It’s also been designed to penalize those who send out lots of inappropriate or spammy content. Those pages that are reported will be a lot less visible than others that do play by FaceBooks rules.
Furthermore, the Edge Rank is designed to make us think more. We have to be more creative and innovative with our content. Those who are successful at this, are rewarded with higher audience participation, and therefore, an increased reach.
So what does all this have to do with ‘link in comments?’
If your links aren’t getting out to many people, it’s because in the past they have not received a huge amount of audience engagement. People are less likely to like a link if they haven’t read it, and if it’s not a good time to read, which means less love for you.
To get around this problem, we need to be able to increase the reach of our blog links. It’s not easy but it can be done.
If you try and get around it by using a method that is getting to your audience, you might have some short term success, but less long term. The common practice of linking in the comments of a status update will work the first few times, but then start to lose its power. (Something I just saw someone on FB complaining about.) Your status will more than likely get less ‘likes’ than an average update, and will then diminish the influence you have in that area. What ends up happening is you have links not being seen, and status updates suffering the same fate.
So how to get around it?
The key is content; it has to be good, interesting and catered to your audience. It’s great to see what works for others, and give it a go, but it may not work for you. I remember seeing how Daisy would get multiple likes for pics of her kids, so I tried sharing photos of mine all the time, and it failed dismally.

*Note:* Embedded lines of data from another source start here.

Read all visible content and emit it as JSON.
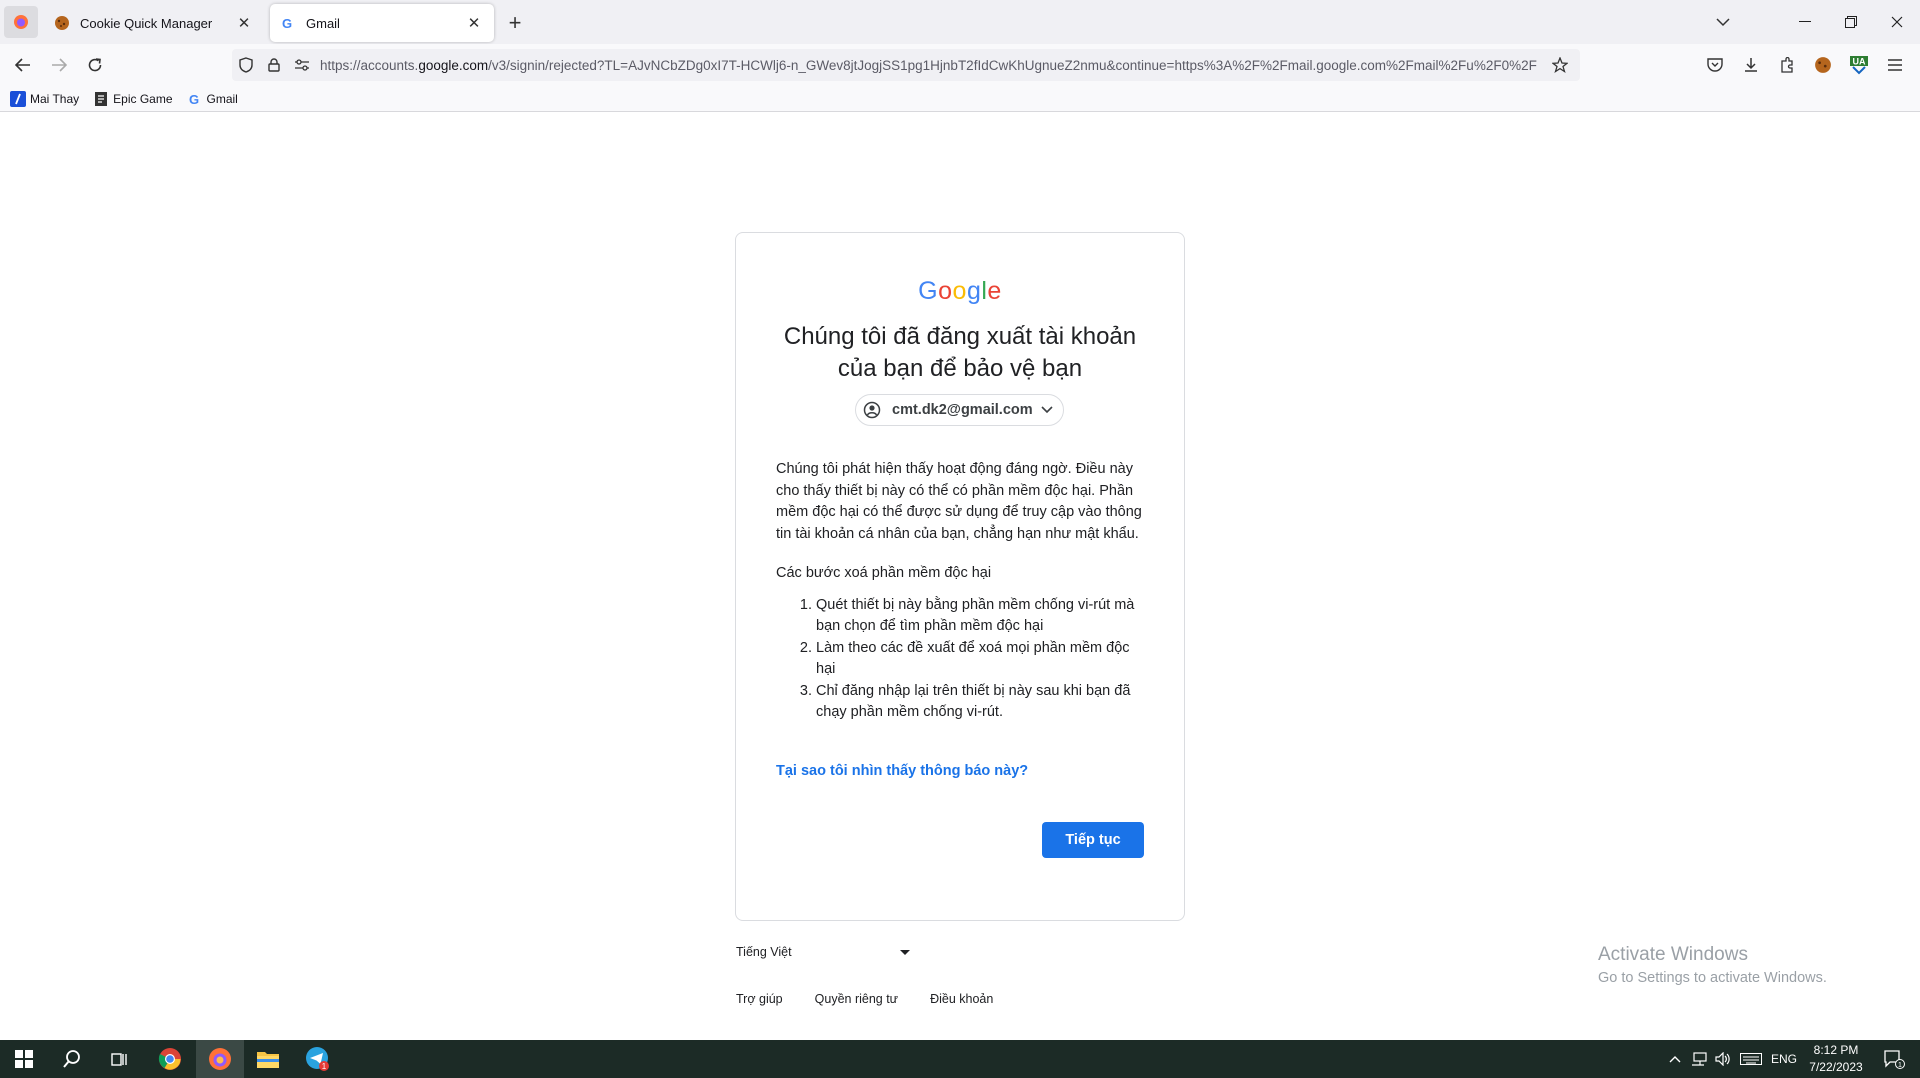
{
  "browser": {
    "tabs": [
      {
        "title": "Cookie Quick Manager",
        "active": false
      },
      {
        "title": "Gmail",
        "active": true
      }
    ],
    "url": {
      "prefix": "https://accounts.",
      "domain": "google.com",
      "rest": "/v3/signin/rejected?TL=AJvNCbZDg0xI7T-HCWlj6-n_GWev8jtJogjSS1pg1HjnbT2fIdCwKhUgnueZ2nmu&continue=https%3A%2F%2Fmail.google.com%2Fmail%2Fu%2F0%2F"
    },
    "bookmarks": [
      {
        "label": "Mai Thay",
        "icon": "bookmark-blue-icon"
      },
      {
        "label": "Epic Game",
        "icon": "bookmark-page-icon"
      },
      {
        "label": "Gmail",
        "icon": "google-g-icon"
      }
    ],
    "extension_badge": "UA"
  },
  "page": {
    "logo": [
      "G",
      "o",
      "o",
      "g",
      "l",
      "e"
    ],
    "logo_colors": [
      "#4285f4",
      "#ea4335",
      "#fbbc05",
      "#4285f4",
      "#34a853",
      "#ea4335"
    ],
    "heading_line1": "Chúng tôi đã đăng xuất tài khoản",
    "heading_line2": "của bạn để bảo vệ bạn",
    "account_email": "cmt.dk2@gmail.com",
    "paragraph": "Chúng tôi phát hiện thấy hoạt động đáng ngờ. Điều này cho thấy thiết bị này có thể có phần mềm độc hại. Phần mềm độc hại có thể được sử dụng để truy cập vào thông tin tài khoản cá nhân của bạn, chẳng hạn như mật khẩu.",
    "steps_title": "Các bước xoá phần mềm độc hại",
    "steps": [
      "Quét thiết bị này bằng phần mềm chống vi-rút mà bạn chọn để tìm phần mềm độc hại",
      "Làm theo các đề xuất để xoá mọi phần mềm độc hại",
      "Chỉ đăng nhập lại trên thiết bị này sau khi bạn đã chạy phần mềm chống vi-rút."
    ],
    "help_link": "Tại sao tôi nhìn thấy thông báo này?",
    "continue_label": "Tiếp tục",
    "accent_color": "#1a73e8"
  },
  "footer": {
    "language": "Tiếng Việt",
    "links": [
      "Trợ giúp",
      "Quyền riêng tư",
      "Điều khoản"
    ]
  },
  "watermark": {
    "line1": "Activate Windows",
    "line2": "Go to Settings to activate Windows."
  },
  "taskbar": {
    "language": "ENG",
    "time": "8:12 PM",
    "date": "7/22/2023",
    "telegram_badge": "1",
    "notification_count": "1"
  }
}
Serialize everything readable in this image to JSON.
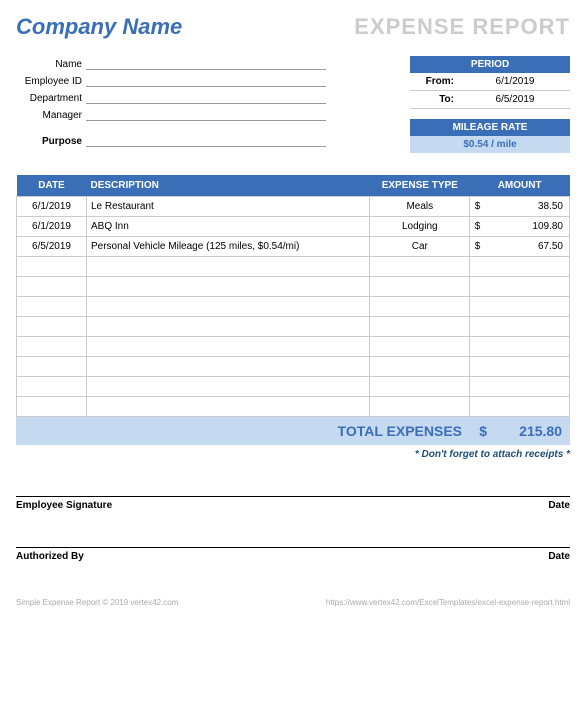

So either Daisy’s kids are cuter than mine, or that’s not what my audience wants. (I’m assuming the later. :))
Great content will look different for everyone, because whilst similar, our audiences are unique. However what it comes down to is this:
Your pictures need to appeal either in content, style or humour.
Your status updates should be promoting conversation and community. Obviously a bloggers goal is to draw traffic to their website, but fair chance a lot of your likers don’t actually read blogs. You need to create such a scintillating atmosphere on your page, that they will feel compelled to click though.
Not to mention, that the more people who interact, the more FB will see your pages worth and increase your reach. Numbers aren’t anywhere near as important as engagement.
The link subtitle needs to catch attention. It should hint at the content, but also be able to stand on its own; something people could discuss at a glance. Those likes and comments are vital to the health of your page.
Finally, the Edge Rank does make life harder, but you can make it work for you. Rather than see it as threat, look at it as an opportunity to be more savvy, and creative. The main thing is knowing your audience, and learning when and what to post.
There are a few websites out there (that I’ve found), which will help you work out that all important information. Minilytics provides a concise look, and often changes the information it targets, whilst Simply Measured Is great for a much more comprehensive overview.
How has Edge Rank effected your reach?